There are many physical changes that a ReWalk user may undergo with training. Research has demonstrated improvements in strength, (based on ASIA motor scores. Developed by the American Spinal Injury Association [ASIA], the scores are a way to measure and classify muscle function in individuals with spinal cord injury) resting and training heart rate, and improvement in bowel and bladder regulation.2 Tommie’s experience has aligned with the research. Specifically, he has noticed changes in muscle definition and strength in his legs, and his core strength and posture has also improved. Outside of the ReWalk, not only does he have better posture when seated in his wheelchair, he also is able to maintain that posture longer. Tommie’s physical endurance and tolerance has also improved significantly with training.

Using the ReWalk has many social implications and can improve one’s quality of life.2 The ReWalk allows him to stand without overexertion and feel safe while doing so. Others who have trialed the ReWalk have also reported significantly reduced fatigue and feeling safe in the device.1 This provides an opportunity for social interaction by standing and is one aspect to which Tommie is most looking forward. He has spent several years unable to interact with family and peers at eye level, and he feels that being able to look someone in the eye gives him more confidence in his interactions.

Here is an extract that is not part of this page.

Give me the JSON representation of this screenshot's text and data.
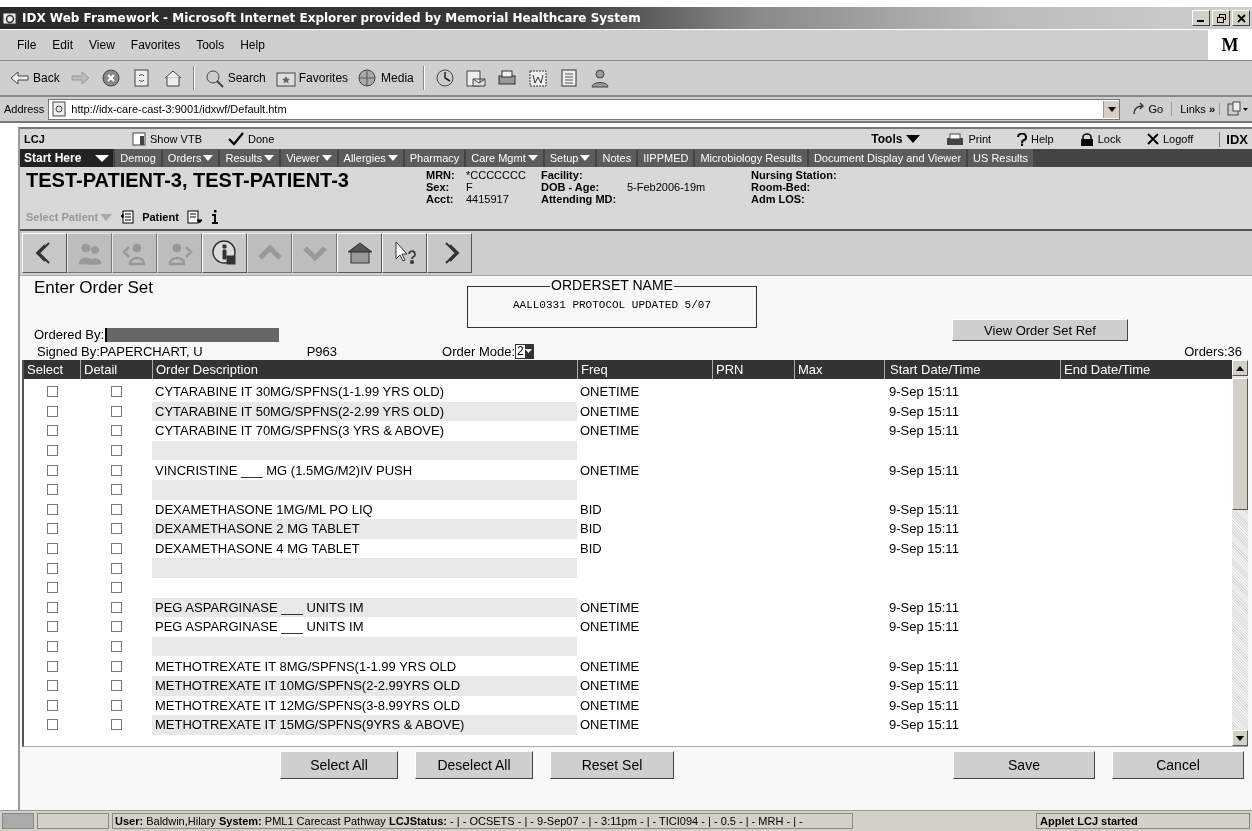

Additionally, the ReWalk gives Tommie an opportunity for functional walking, whereas other methods he attempted only offered walking for therapeutic purposes.1 The energy and effort required to ambulate with the ReWalk has been found to be acceptable and practical for everyday use.3 This will allow him to go for walks with his family and friends while still having enough energy and focus left to converse and better attend to the environment while in motion. Recently, Tommie was able to experience taking a walk alongside his grandson for the very first time.

Realizing the benefits of using the ReWalk does require some learning, hard work and commitment. Tommie reported that learning the rhythm of the machine was one of the most difficult parts for him at first, but with practice and repetition he quickly caught on. Once he had the rhythm down, Tommie had to work to improve his endurance to allow him to tolerate increased distances and to progress to more challenging skills. He has also had to further improve his core strength and posture to optimize his balance in the device and has been working on this in conjunction with occupational therapy.

Despite how tiring some of the training sessions with the ReWalk have been for him, Tommie feels that out of all the walking methods he has tried, the ReWalk is easiest to use, the most functional, and is still less tiring than other methods. This is because other methods tend to require high energy cost or result in rapid muscle fatigue in those with spinal cord injury or lower-limb paralysis.3

Although the ReWalk is not for everyone, Tommie recommends that anyone who is a good candidate give it a try. It may seem intimidating and challenging initially, but it gets easier with practice. A list of indications and contraindications for ReWalk use can be found on the ReWalk website (rewalk.com), and any interested individual would need to be assessed for appropriateness.

To those just starting out using the ReWalk, Tommie offers encouragement to keep going and not give up. The experience of being able to walk again is definitely worth the time and effort!


1. Zeilig G, Weingarden H, Zwecker M, Dudkiewicz I, Bloch A, Esquenazi A. Safety and tolerance of the ReWalk™ exoskeleton suit for ambulation by people with complete spinal cord injury: A pilot study. J Spinal Cord Med. 2012; 35(2): 96–101. doi: 10.1179/2045772312Y.0000000003

2. Raab K, Krakow K, Tripp F, Jung M. Effects of training with the ReWalk exoskeleton on quality of life in incomplete spinal cord injury: a single case study. Spinal Cord Series and Cases. 2016;3,15025. doi:10.1038/ scsandc.2015.25

3. Asselin P, Knezevic S, Kornfeld S, Cirnigliaro C, Agranova-Breyter I, Bauman W, M Spungen A. Heart rate and oxygen demand of powered exoskeleton-assisted walking in persons with paraplegia. The Journal of Rehabilitation Research and Development. 2015;52(2):147-158. doi: 10.1682/JRRD.2014.02.0060